It took Conlee a day or so of working with the data to find that limiting the data set to six months gave the best picture of the city's issues. He created two maps, one built around crime data, the other including socioeconomic data derived from the U.S. Census bureau.
The Clean Sweep maps are some of the most complex GIS visualizations Buffalo uses. Conlee receives data in Excel format from the nine Common Council districts, from the police department, from the 311 system, and from the Mayor's office and community block clubs. He then geocodes the data and uses a spatial analysis module in ESRI's GIS product to create density maps.
Creating these visualizations required Buffalo to expand its virtual data center, moving from two CPU cores to five on both of its GIS servers, and from about 4 GB of RAM to as much as 8 GB.
For Mestre, the maps have been a revelation. With them, he can show where poverty, crime and 311 calls overlap, suggesting neighborhoods with special needs. Working through Mayor Byron W. Brown, Mestre began expanding the groups that participated in the clean sweeps, adding a number of local government service departments, county and state agencies and non-profits. Kana Software's Steve Carter said many of its customers do things similar to clean sweeps, but Buffalo is unusual for the breadth of cooperation between services and agencies, and the things that get fixed.
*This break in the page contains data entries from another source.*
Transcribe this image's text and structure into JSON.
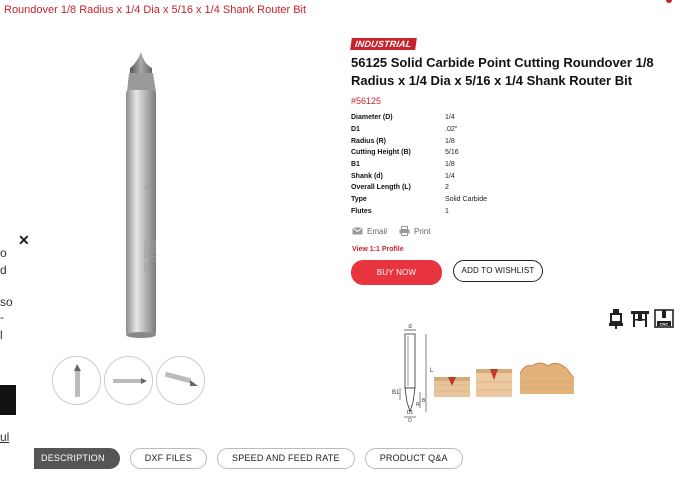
{
  "breadcrumb": "Roundover 1/8 Radius x 1/4 Dia x 5/16 x 1/4 Shank Router Bit",
  "overlay": {
    "chars": [
      "o",
      "d",
      "so",
      "-",
      "l"
    ],
    "link": "ul"
  },
  "product": {
    "badge": "INDUSTRIAL",
    "title": "56125 Solid Carbide Point Cutting Roundover 1/8 Radius x 1/4 Dia x 5/16 x 1/4 Shank Router Bit",
    "sku": "#56125",
    "specs": [
      {
        "label": "Diameter (D)",
        "value": "1/4"
      },
      {
        "label": "D1",
        "value": ".02\""
      },
      {
        "label": "Radius (R)",
        "value": "1/8"
      },
      {
        "label": "Cutting Height (B)",
        "value": "5/16"
      },
      {
        "label": "B1",
        "value": "1/8"
      },
      {
        "label": "Shank (d)",
        "value": "1/4"
      },
      {
        "label": "Overall Length (L)",
        "value": "2"
      },
      {
        "label": "Type",
        "value": "Solid Carbide"
      },
      {
        "label": "Flutes",
        "value": "1"
      }
    ],
    "actions": {
      "email": "Email",
      "print": "Print"
    },
    "profile_link": "View 1:1 Profile",
    "buy_label": "BUY NOW",
    "wishlist_label": "ADD TO WISHLIST"
  },
  "tabs": [
    {
      "label": "DESCRIPTION",
      "active": true
    },
    {
      "label": "DXF FILES",
      "active": false
    },
    {
      "label": "SPEED AND FEED RATE",
      "active": false
    },
    {
      "label": "PRODUCT Q&A",
      "active": false
    }
  ],
  "machine_icons": [
    "handheld-router-icon",
    "router-table-icon",
    "cnc-machine-icon"
  ],
  "diagram_labels": {
    "d": "d",
    "L": "L",
    "B1": "B1",
    "B": "B",
    "R": "R",
    "D1": "D1",
    "D": "D",
    "cnc": "CNC"
  },
  "colors": {
    "accent": "#c8222b",
    "buy": "#e8343e",
    "active_tab": "#555555"
  }
}
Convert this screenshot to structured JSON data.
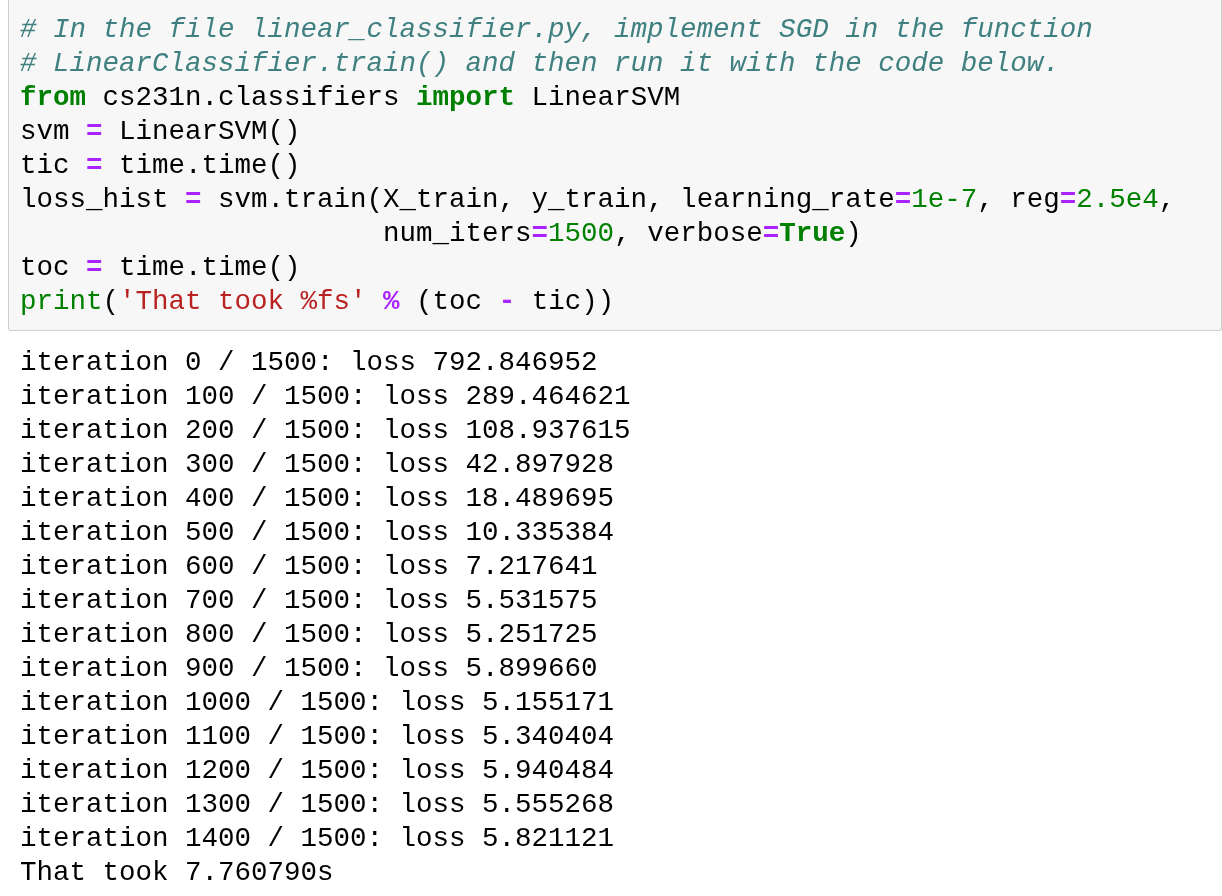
{
  "code_cell": {
    "lines": [
      [
        {
          "kind": "comment",
          "text": "# In the file linear_classifier.py, implement SGD in the function"
        }
      ],
      [
        {
          "kind": "comment",
          "text": "# LinearClassifier.train() and then run it with the code below."
        }
      ],
      [
        {
          "kind": "keyword",
          "text": "from"
        },
        {
          "kind": "plain",
          "text": " cs231n.classifiers "
        },
        {
          "kind": "keyword",
          "text": "import"
        },
        {
          "kind": "plain",
          "text": " LinearSVM"
        }
      ],
      [
        {
          "kind": "plain",
          "text": "svm "
        },
        {
          "kind": "operator",
          "text": "="
        },
        {
          "kind": "plain",
          "text": " LinearSVM()"
        }
      ],
      [
        {
          "kind": "plain",
          "text": "tic "
        },
        {
          "kind": "operator",
          "text": "="
        },
        {
          "kind": "plain",
          "text": " time.time()"
        }
      ],
      [
        {
          "kind": "plain",
          "text": "loss_hist "
        },
        {
          "kind": "operator",
          "text": "="
        },
        {
          "kind": "plain",
          "text": " svm.train(X_train, y_train, learning_rate"
        },
        {
          "kind": "operator",
          "text": "="
        },
        {
          "kind": "number",
          "text": "1e-7"
        },
        {
          "kind": "plain",
          "text": ", reg"
        },
        {
          "kind": "operator",
          "text": "="
        },
        {
          "kind": "number",
          "text": "2.5e4"
        },
        {
          "kind": "plain",
          "text": ","
        }
      ],
      [
        {
          "kind": "plain",
          "text": "                      num_iters"
        },
        {
          "kind": "operator",
          "text": "="
        },
        {
          "kind": "number",
          "text": "1500"
        },
        {
          "kind": "plain",
          "text": ", verbose"
        },
        {
          "kind": "operator",
          "text": "="
        },
        {
          "kind": "keyword",
          "text": "True"
        },
        {
          "kind": "plain",
          "text": ")"
        }
      ],
      [
        {
          "kind": "plain",
          "text": "toc "
        },
        {
          "kind": "operator",
          "text": "="
        },
        {
          "kind": "plain",
          "text": " time.time()"
        }
      ],
      [
        {
          "kind": "builtin",
          "text": "print"
        },
        {
          "kind": "plain",
          "text": "("
        },
        {
          "kind": "string",
          "text": "'That took %fs'"
        },
        {
          "kind": "operator",
          "text": " %"
        },
        {
          "kind": "plain",
          "text": " (toc "
        },
        {
          "kind": "operator",
          "text": "-"
        },
        {
          "kind": "plain",
          "text": " tic))"
        }
      ]
    ]
  },
  "output": [
    "iteration 0 / 1500: loss 792.846952",
    "iteration 100 / 1500: loss 289.464621",
    "iteration 200 / 1500: loss 108.937615",
    "iteration 300 / 1500: loss 42.897928",
    "iteration 400 / 1500: loss 18.489695",
    "iteration 500 / 1500: loss 10.335384",
    "iteration 600 / 1500: loss 7.217641",
    "iteration 700 / 1500: loss 5.531575",
    "iteration 800 / 1500: loss 5.251725",
    "iteration 900 / 1500: loss 5.899660",
    "iteration 1000 / 1500: loss 5.155171",
    "iteration 1100 / 1500: loss 5.340404",
    "iteration 1200 / 1500: loss 5.940484",
    "iteration 1300 / 1500: loss 5.555268",
    "iteration 1400 / 1500: loss 5.821121",
    "That took 7.760790s"
  ]
}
On a recent Wednesday afternoon, Mestre has just come from a Clean Sweep in Delavan Grider, part of the Masten district in east Buffalo. Along with his department were 70 to 80 workers from different city and county agencies, as well as some area non-profits, and local utilities because it was an area that had indicators of illegal cable and electricity sharing. Streetlights were fixed, vacant buildings boarded up, home inspections were performed.
"I'm not saying that doing the Clean Sweep is the end of all problems," Mestre said. "But in neighborhoods that feel like they've been forgotten, they say like, 'wow.'"
Buffalo residents have a lot more opportunities to say wow. Last year, the first with the new density maps, Buffalo more than tripled the number of clean sweeps, doing 27. This year, Buffalo will set a new record, 28 clean sweeps. It also expanded its Enforcement Mini Sweeps, where groups like the Buffalo police, state parole officers, county probation officers and the Buffalo Peacemakers Gang Intervention Program target particular high-crime areas. Last year, there were two. This year, there are 20 so far, on track for 25.
Those numbers aren't big data, either, but they're huge in the life of the city. "Our partners have grown, the amount of clean sweeps we've done has grown, my department hasn't grown," Mestre said. He credits various partner groups for stepping up, giving better data to help refine the clean sweep process. And he gives IT a plug, too. "I'm excited about the fact we can go up to our IT department and get a one-stop shop, somebody who understands our needs and can respond."
Making decisions based on flashy macro trends while ignoring "little data" fundamentals is a recipe for failure. Also in the new, all-digital Blinded By Big Data issue of InformationWeek: How Coke Bottling's CIO manages mobile strategy. (Free registration required.)